▶ **Saved data entries**:
╔══

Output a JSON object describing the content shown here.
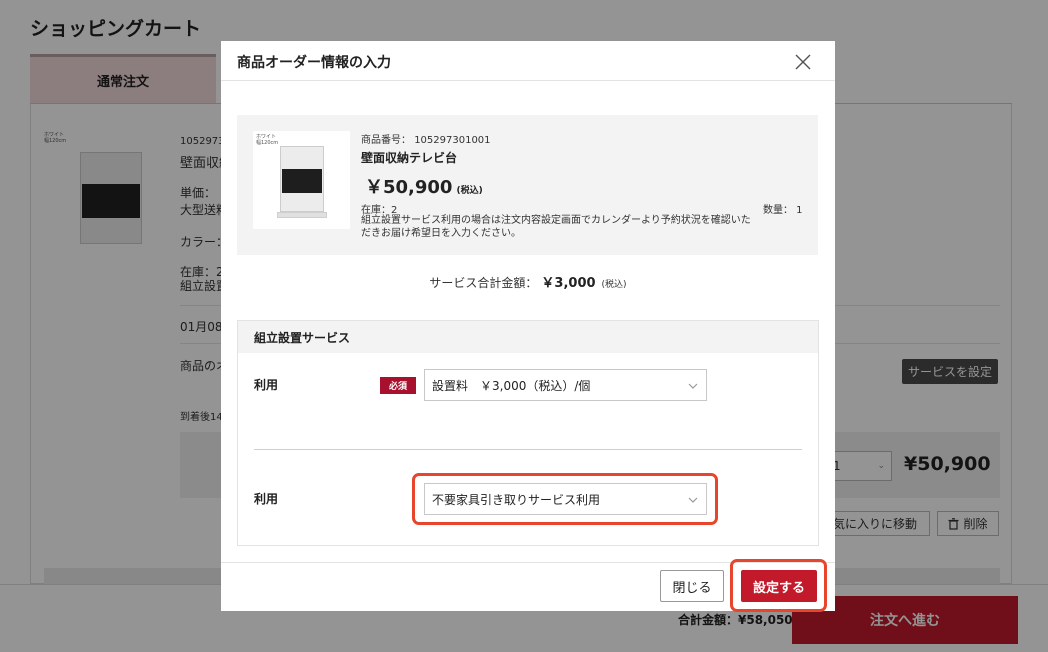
{
  "page": {
    "title": "ショッピングカート",
    "tab_active": "通常注文",
    "partial_texts": {
      "product_number": "1052973",
      "product_name": "壁面収納",
      "unit_price": "単価：",
      "shipping": "大型送料",
      "color": "カラー：",
      "stock": "在庫：2",
      "assembly": "組立設置",
      "date": "01月08",
      "product_note": "商品のオ",
      "delivery": "到着後14"
    },
    "service_button": "サービスを設定",
    "quantity_value": "1",
    "line_price": "¥50,900",
    "favorite_button": "お気に入りに移動",
    "delete_button": "削除",
    "total_label": "合計金額：¥58,050",
    "proceed_button": "注文へ進む",
    "thumb_tag": "ホワイト\n幅120cm"
  },
  "modal": {
    "title": "商品オーダー情報の入力",
    "product": {
      "number_label": "商品番号：",
      "number": "105297301001",
      "name": "壁面収納テレビ台",
      "price": "￥50,900",
      "tax": "(税込)",
      "stock": "在庫：2",
      "note": "組立設置サービス利用の場合は注文内容設定画面でカレンダーより予約状況を確認いただきお届け希望日を入力ください。",
      "quantity": "数量： 1",
      "image_tag": "ホワイト\n幅120cm"
    },
    "service_total": {
      "label": "サービス合計金額：",
      "amount": "￥3,000",
      "tax": "(税込)"
    },
    "section": {
      "title": "組立設置サービス",
      "row1_label": "利用",
      "required_badge": "必須",
      "row1_select": "設置料　￥3,000（税込）/個",
      "row2_label": "利用",
      "row2_select": "不要家具引き取りサービス利用"
    },
    "close_button": "閉じる",
    "set_button": "設定する"
  },
  "colors": {
    "accent": "#c2192b",
    "required_badge": "#a8112e",
    "highlight": "#e8462c",
    "tab_active_bg": "#f1dada"
  }
}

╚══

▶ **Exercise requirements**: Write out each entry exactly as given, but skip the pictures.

▶ **Task solution**:
Output a JSON object describing the content shown here.
{
  "page": {
    "title": "ショッピングカート",
    "tab_active": "通常注文",
    "partial_texts": {
      "product_number": "1052973",
      "product_name": "壁面収納",
      "unit_price": "単価：",
      "shipping": "大型送料",
      "color": "カラー：",
      "stock": "在庫：2",
      "assembly": "組立設置",
      "date": "01月08",
      "product_note": "商品のオ",
      "delivery": "到着後14"
    },
    "service_button": "サービスを設定",
    "quantity_value": "1",
    "line_price": "¥50,900",
    "favorite_button": "お気に入りに移動",
    "delete_button": "削除",
    "total_label": "合計金額：¥58,050",
    "proceed_button": "注文へ進む",
    "thumb_tag": "ホワイト\n幅120cm"
  },
  "modal": {
    "title": "商品オーダー情報の入力",
    "product": {
      "number_label": "商品番号：",
      "number": "105297301001",
      "name": "壁面収納テレビ台",
      "price": "￥50,900",
      "tax": "(税込)",
      "stock": "在庫：2",
      "note": "組立設置サービス利用の場合は注文内容設定画面でカレンダーより予約状況を確認いただきお届け希望日を入力ください。",
      "quantity": "数量： 1",
      "image_tag": "ホワイト\n幅120cm"
    },
    "service_total": {
      "label": "サービス合計金額：",
      "amount": "￥3,000",
      "tax": "(税込)"
    },
    "section": {
      "title": "組立設置サービス",
      "row1_label": "利用",
      "required_badge": "必須",
      "row1_select": "設置料　￥3,000（税込）/個",
      "row2_label": "利用",
      "row2_select": "不要家具引き取りサービス利用"
    },
    "close_button": "閉じる",
    "set_button": "設定する"
  },
  "colors": {
    "accent": "#c2192b",
    "required_badge": "#a8112e",
    "highlight": "#e8462c",
    "tab_active_bg": "#f1dada"
  }
}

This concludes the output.